We have a five-year-old pug we adopted two years ago (Angus). He loves to "mark" everything when we take him out for his daily walks. Recently he started marking things in the house like our sofa and our bed. Do you have any tips on how to stop this behavior? -The Mahars
When dogs lift their legs and leave a small amount of urine, we often refer to this behavior as “marking.” We most commonly see dogs mark outdoors over other dogs’ urine. Some dogs unfortunately mark indoors, as well. There are several steps you can take to decrease marking. Technically speaking, marking is not the same as a housetraining accident, but the treatments are relatively similar. Be aware that when a dog urinates indoors, this could also be a sign of excitement, fear, or stress, and treatment in those situations would be different and could require the help of an experienced behavior professional. Also, talk to your vet to rule out possible medical causes for your dog’s marking behavior, particularly if it appeared suddenly.
- Make sure your dog has numerous opportunities to do his business outside. Take him out for frequent, long walks so he is empty when indoors. Provide additional walks after your dog has had a long drink of water or a nap.
- If your dog is still sniffing areas that he previously marked, use an enzymatic cleaner, such as Nature’s Miracle, to thoroughly clean those areas.
- Reduce the size of the area that he has access to (start with an area that he does not mark in), and then gradually increase the size of the area. Baby gates can be very helpful in this process.
- Watch your dog closely, especially on the sofa and bed, where he has marked in the past, and around any new objects brought into the home. As soon as he starts sniffing or moving his body as if he is about to mark, interrupt him. Call his name, and distract him with play or other activities.
- Give your dog a chew or a Kong toy stuffed with his favorite food to work on as he hangs out with you on the sofa or bed. If he eats and rests in these areas, he should be less likely to mark there.
Dr. Michele Wan, a certified applied animal behaviorist, provides dog behavior consultations and classes to Fairfield County dog owners and phone consultations to owners from other areas. She earned her doctorate and researched dog-human communication at Columbia University.
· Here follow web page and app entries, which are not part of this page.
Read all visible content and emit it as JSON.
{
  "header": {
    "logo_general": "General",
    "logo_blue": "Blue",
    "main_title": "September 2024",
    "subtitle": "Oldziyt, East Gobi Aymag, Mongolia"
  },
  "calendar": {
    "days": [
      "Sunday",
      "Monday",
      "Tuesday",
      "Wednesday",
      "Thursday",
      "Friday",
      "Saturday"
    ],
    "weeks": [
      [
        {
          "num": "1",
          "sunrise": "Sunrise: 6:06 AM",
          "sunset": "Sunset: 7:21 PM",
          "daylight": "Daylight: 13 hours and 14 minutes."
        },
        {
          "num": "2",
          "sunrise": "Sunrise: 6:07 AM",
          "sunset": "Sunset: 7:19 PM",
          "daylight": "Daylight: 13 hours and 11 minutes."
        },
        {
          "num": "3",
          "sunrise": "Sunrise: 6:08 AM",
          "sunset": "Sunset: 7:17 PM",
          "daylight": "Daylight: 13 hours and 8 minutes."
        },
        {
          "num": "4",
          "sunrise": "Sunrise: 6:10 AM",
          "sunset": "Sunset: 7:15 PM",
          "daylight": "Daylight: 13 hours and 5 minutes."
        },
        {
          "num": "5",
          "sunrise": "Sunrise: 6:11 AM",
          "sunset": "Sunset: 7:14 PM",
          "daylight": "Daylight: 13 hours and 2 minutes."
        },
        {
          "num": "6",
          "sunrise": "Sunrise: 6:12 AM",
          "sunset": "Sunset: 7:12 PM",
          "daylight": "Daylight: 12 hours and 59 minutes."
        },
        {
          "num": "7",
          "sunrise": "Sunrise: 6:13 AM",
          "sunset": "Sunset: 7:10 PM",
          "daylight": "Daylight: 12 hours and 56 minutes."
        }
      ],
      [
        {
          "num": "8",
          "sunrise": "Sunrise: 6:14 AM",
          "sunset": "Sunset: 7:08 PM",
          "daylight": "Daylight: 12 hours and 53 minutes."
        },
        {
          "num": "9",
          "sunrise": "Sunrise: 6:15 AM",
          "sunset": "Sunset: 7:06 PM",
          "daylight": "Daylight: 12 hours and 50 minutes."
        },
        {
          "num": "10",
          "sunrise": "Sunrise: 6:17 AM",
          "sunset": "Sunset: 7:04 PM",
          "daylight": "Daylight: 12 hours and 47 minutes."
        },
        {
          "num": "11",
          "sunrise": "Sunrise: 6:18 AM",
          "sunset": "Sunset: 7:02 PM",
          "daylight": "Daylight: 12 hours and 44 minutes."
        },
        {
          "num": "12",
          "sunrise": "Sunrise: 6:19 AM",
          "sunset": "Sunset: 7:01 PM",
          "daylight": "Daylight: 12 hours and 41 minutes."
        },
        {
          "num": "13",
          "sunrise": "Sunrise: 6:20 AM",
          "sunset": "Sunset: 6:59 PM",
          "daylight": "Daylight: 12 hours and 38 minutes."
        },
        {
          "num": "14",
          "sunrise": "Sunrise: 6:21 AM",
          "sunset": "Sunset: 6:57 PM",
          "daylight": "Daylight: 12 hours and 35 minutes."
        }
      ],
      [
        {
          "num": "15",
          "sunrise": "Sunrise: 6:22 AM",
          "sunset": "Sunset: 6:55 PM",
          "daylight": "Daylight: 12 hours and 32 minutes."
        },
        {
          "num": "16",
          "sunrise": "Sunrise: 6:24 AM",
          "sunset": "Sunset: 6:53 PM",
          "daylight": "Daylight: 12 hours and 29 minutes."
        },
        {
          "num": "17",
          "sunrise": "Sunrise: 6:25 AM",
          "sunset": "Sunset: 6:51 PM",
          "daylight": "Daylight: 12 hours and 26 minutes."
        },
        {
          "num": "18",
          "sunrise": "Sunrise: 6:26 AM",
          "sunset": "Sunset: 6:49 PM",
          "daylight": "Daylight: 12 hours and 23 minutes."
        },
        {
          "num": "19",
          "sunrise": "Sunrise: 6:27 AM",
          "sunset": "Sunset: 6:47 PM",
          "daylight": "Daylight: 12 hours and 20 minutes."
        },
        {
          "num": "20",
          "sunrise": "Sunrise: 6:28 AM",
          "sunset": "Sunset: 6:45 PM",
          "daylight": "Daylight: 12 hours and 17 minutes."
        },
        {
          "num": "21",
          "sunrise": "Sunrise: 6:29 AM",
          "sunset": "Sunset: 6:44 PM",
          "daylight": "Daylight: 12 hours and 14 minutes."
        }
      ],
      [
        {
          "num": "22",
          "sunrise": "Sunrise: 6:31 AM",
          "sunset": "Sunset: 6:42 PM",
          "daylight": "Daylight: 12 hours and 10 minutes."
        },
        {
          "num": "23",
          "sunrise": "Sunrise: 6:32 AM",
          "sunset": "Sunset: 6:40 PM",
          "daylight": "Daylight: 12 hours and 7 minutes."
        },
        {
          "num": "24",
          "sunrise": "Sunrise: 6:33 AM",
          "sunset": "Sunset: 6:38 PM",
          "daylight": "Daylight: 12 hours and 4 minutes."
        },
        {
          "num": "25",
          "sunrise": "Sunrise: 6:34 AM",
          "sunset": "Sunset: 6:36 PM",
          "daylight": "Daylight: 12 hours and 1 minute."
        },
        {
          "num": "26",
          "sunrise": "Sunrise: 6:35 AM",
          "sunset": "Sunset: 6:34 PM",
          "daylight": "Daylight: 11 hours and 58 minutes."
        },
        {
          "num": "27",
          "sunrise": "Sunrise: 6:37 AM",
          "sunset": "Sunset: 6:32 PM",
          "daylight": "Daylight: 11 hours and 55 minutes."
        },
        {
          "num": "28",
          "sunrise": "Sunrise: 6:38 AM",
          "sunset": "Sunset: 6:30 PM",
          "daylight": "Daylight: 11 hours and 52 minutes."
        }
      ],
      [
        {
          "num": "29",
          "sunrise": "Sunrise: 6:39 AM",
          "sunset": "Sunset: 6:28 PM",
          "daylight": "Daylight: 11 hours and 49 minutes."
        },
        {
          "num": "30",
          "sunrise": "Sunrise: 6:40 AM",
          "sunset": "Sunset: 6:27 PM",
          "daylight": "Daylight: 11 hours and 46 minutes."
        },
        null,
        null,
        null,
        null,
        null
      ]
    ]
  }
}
Have a dog training or behavior question? Post your questions to Dr. Wan below, or e-mail them to AskDrWan@westportdogs.com. Please read before submitting your question.